ACTIVITY: Scan the records below. Copy every line in which the word "Movie" appears.
Segment Start: RECORDS FOR THE TASK
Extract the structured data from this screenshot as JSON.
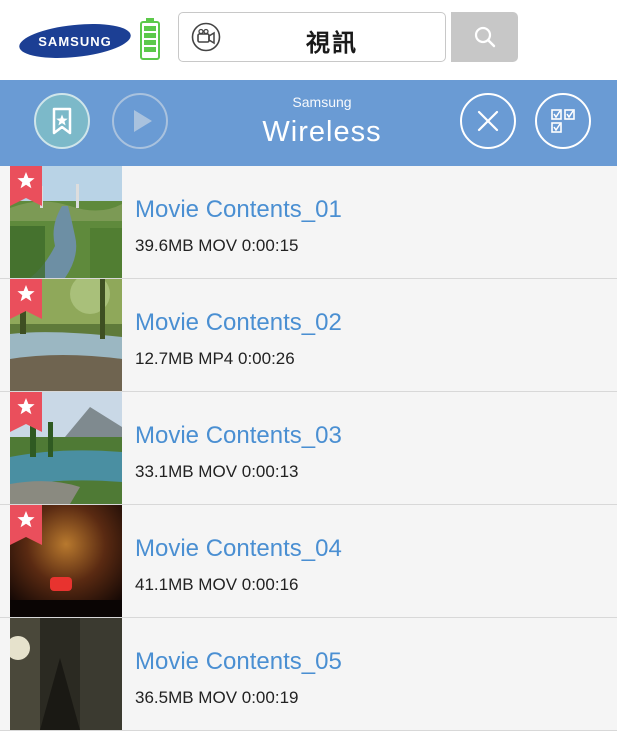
{
  "brand_logo": "SAMSUNG",
  "search": {
    "query": "視訊"
  },
  "header": {
    "subtitle": "Samsung",
    "title": "Wireless"
  },
  "colors": {
    "header_bg": "#6a9bd4",
    "title_text": "#4a8fd2",
    "flag": "#ea4f5c",
    "battery": "#5cc94a"
  },
  "icons": [
    "video-camera-icon",
    "search-icon",
    "bookmark-star-icon",
    "play-icon",
    "close-icon",
    "checklist-icon",
    "star-flag-icon"
  ],
  "videos": [
    {
      "title": "Movie Contents_01",
      "meta": "39.6MB  MOV  0:00:15",
      "starred": true
    },
    {
      "title": "Movie Contents_02",
      "meta": "12.7MB  MP4  0:00:26",
      "starred": true
    },
    {
      "title": "Movie Contents_03",
      "meta": "33.1MB  MOV  0:00:13",
      "starred": true
    },
    {
      "title": "Movie Contents_04",
      "meta": "41.1MB  MOV  0:00:16",
      "starred": true
    },
    {
      "title": "Movie Contents_05",
      "meta": "36.5MB  MOV  0:00:19",
      "starred": false
    }
  ]
}
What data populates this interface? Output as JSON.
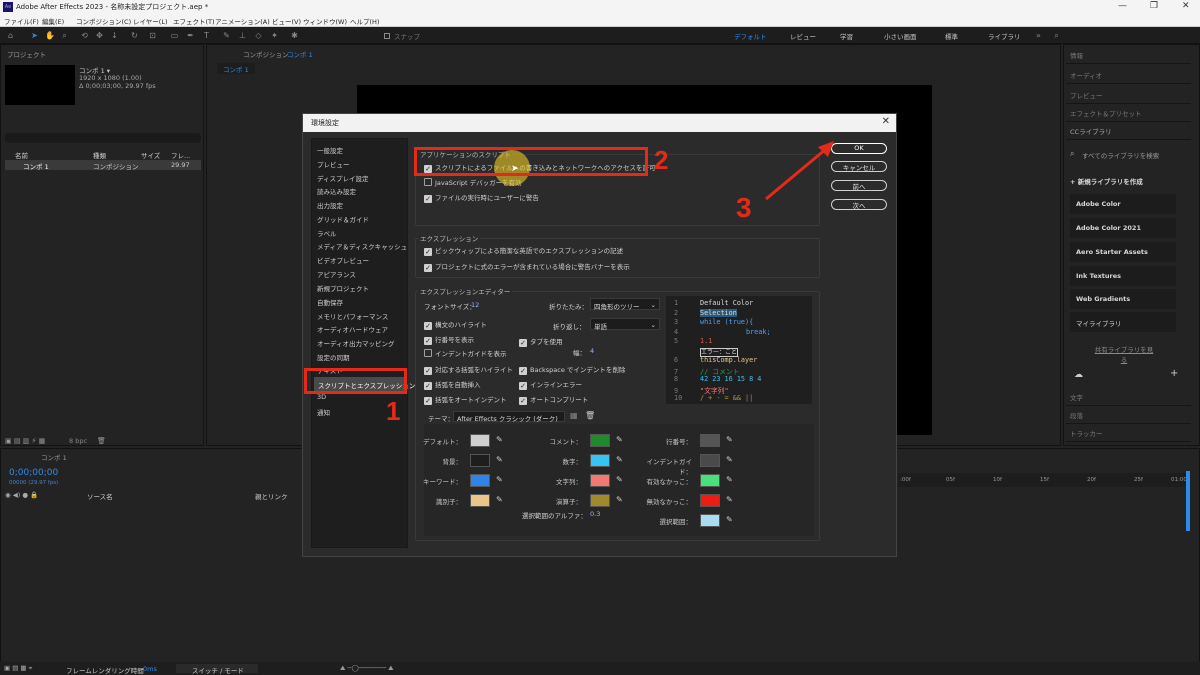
{
  "app": {
    "logo": "Ae",
    "title": "Adobe After Effects 2023 - 名称未設定プロジェクト.aep *",
    "menu": [
      "ファイル(F)",
      "編集(E)",
      "コンポジション(C)",
      "レイヤー(L)",
      "エフェクト(T)",
      "アニメーション(A)",
      "ビュー(V)",
      "ウィンドウ(W)",
      "ヘルプ(H)"
    ],
    "snap_label": "スナップ",
    "workspaces": [
      "デフォルト",
      "レビュー",
      "学習",
      "小さい画面",
      "標準",
      "ライブラリ"
    ],
    "accent": "#2d8ceb"
  },
  "project_panel": {
    "title": "プロジェクト",
    "comp_name": "コンポ 1 ▾",
    "comp_info": [
      "1920 x 1080 (1.00)",
      "Δ 0;00;03;00, 29.97 fps"
    ],
    "columns": [
      "名前",
      "種類",
      "サイズ",
      "フレ..."
    ],
    "rows": [
      {
        "name": "コンポ 1",
        "type": "コンポジション",
        "fps": "29.97"
      }
    ],
    "bpc": "8 bpc"
  },
  "comp_panel": {
    "header": "コンポジション",
    "tab": "コンポ 1",
    "breadcrumb": "コンポ 1"
  },
  "right_panel": {
    "items": [
      "情報",
      "オーディオ",
      "プレビュー",
      "エフェクト＆プリセット"
    ],
    "lib_header": "CCライブラリ",
    "search_placeholder": "すべてのライブラリを検索",
    "new_library": "新規ライブラリを作成",
    "libraries": [
      "Adobe Color",
      "Adobe Color 2021",
      "Aero Starter Assets",
      "Ink Textures",
      "Web Gradients",
      "マイライブラリ"
    ],
    "shared_link": "共有ライブラリを見る",
    "bottom_items": [
      "文字",
      "段落",
      "トラッカー"
    ]
  },
  "timeline": {
    "tab": "コンポ 1",
    "timecode": "0;00;00;00",
    "timecode_sub": "00000 (29.97 fps)",
    "col_source": "ソース名",
    "col_parent": "親とリンク",
    "ruler": [
      ":00f",
      "05f",
      "10f",
      "15f",
      "20f",
      "25f",
      "01:00f"
    ],
    "render_label": "フレームレンダリング時間",
    "render_value": "0ms",
    "switch_mode": "スイッチ / モード"
  },
  "dialog": {
    "title": "環境設定",
    "categories": [
      "一般設定",
      "プレビュー",
      "ディスプレイ設定",
      "読み込み設定",
      "出力設定",
      "グリッド＆ガイド",
      "ラベル",
      "メディア＆ディスクキャッシュ",
      "ビデオプレビュー",
      "アピアランス",
      "新規プロジェクト",
      "自動保存",
      "メモリとパフォーマンス",
      "オーディオハードウェア",
      "オーディオ出力マッピング",
      "設定の同期",
      "テキスト",
      "スクリプトとエクスプレッション",
      "3D",
      "通知"
    ],
    "selected_index": 17,
    "buttons": {
      "ok": "OK",
      "cancel": "キャンセル",
      "prev": "前へ",
      "next": "次へ"
    },
    "scripting": {
      "label": "アプリケーションのスクリプト",
      "options": [
        {
          "text": "スクリプトによるファイルへの書き込みとネットワークへのアクセスを許可",
          "checked": true
        },
        {
          "text": "JavaScript デバッガーを有効",
          "checked": false
        },
        {
          "text": "ファイルの実行時にユーザーに警告",
          "checked": true
        }
      ]
    },
    "expressions": {
      "label": "エクスプレッション",
      "options": [
        {
          "text": "ピックウィップによる簡潔な英語でのエクスプレッションの記述",
          "checked": true
        },
        {
          "text": "プロジェクトに式のエラーが含まれている場合に警告バナーを表示",
          "checked": true
        }
      ]
    },
    "editor": {
      "label": "エクスプレッションエディター",
      "font_size_label": "フォントサイズ：",
      "font_size": "12",
      "fold_label": "折りたたみ：",
      "fold_value": "四角形のツリー",
      "wrap_label": "折り返し：",
      "wrap_value": "単語",
      "use_tab": "タブを使用",
      "width_label": "幅：",
      "width_value": "4",
      "left_opts": [
        {
          "text": "構文のハイライト",
          "checked": true
        },
        {
          "text": "行番号を表示",
          "checked": true
        },
        {
          "text": "インデントガイドを表示",
          "checked": false
        },
        {
          "text": "対応する括弧をハイライト",
          "checked": true
        },
        {
          "text": "括弧を自動挿入",
          "checked": true
        },
        {
          "text": "括弧をオートインデント",
          "checked": true
        }
      ],
      "right_opts": [
        {
          "text": "Backspace でインデントを削除",
          "checked": true
        },
        {
          "text": "インラインエラー",
          "checked": true
        },
        {
          "text": "オートコンプリート",
          "checked": true
        }
      ],
      "code_lines": [
        "Default Color",
        "Selection",
        "while (true){",
        "break;",
        "1.1",
        "エラー：こと",
        "thisComp.layer",
        "// コメント",
        "42 23 16 15 8 4",
        "\"文字列\"",
        "/ + - = && ||"
      ],
      "line_numbers": [
        "1",
        "2",
        "3",
        "4",
        "5",
        "",
        "6",
        "7",
        "8",
        "9",
        "10"
      ]
    },
    "theme": {
      "label": "テーマ：",
      "value": "After Effects クラシック (ダーク)",
      "alpha_label": "選択範囲のアルファ：",
      "alpha_value": "0.3",
      "swatches": [
        {
          "label": "デフォルト：",
          "color": "#cfcfcf"
        },
        {
          "label": "背景：",
          "color": "#1e1e1e"
        },
        {
          "label": "キーワード：",
          "color": "#2f84e6"
        },
        {
          "label": "識別子：",
          "color": "#e9c58c"
        },
        {
          "label": "コメント：",
          "color": "#1f8a2a"
        },
        {
          "label": "数字：",
          "color": "#37c3f3"
        },
        {
          "label": "文字列：",
          "color": "#f07a72"
        },
        {
          "label": "演算子：",
          "color": "#a08a2c"
        },
        {
          "label": "行番号：",
          "color": "#555555"
        },
        {
          "label": "インデントガイド：",
          "color": "#4a4a4a"
        },
        {
          "label": "有効なかっこ：",
          "color": "#47e07a"
        },
        {
          "label": "無効なかっこ：",
          "color": "#ef1c14"
        },
        {
          "label": "選択範囲：",
          "color": "#a7dcf2"
        }
      ]
    }
  },
  "annotations": {
    "n1": "1",
    "n2": "2",
    "n3": "3",
    "color": "#e52a1a"
  }
}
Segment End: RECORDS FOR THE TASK
REPLY TO THE TASK:
      "title": "Movie Contents_01",
      "title": "Movie Contents_02",
      "title": "Movie Contents_03",
      "title": "Movie Contents_04",
      "title": "Movie Contents_05",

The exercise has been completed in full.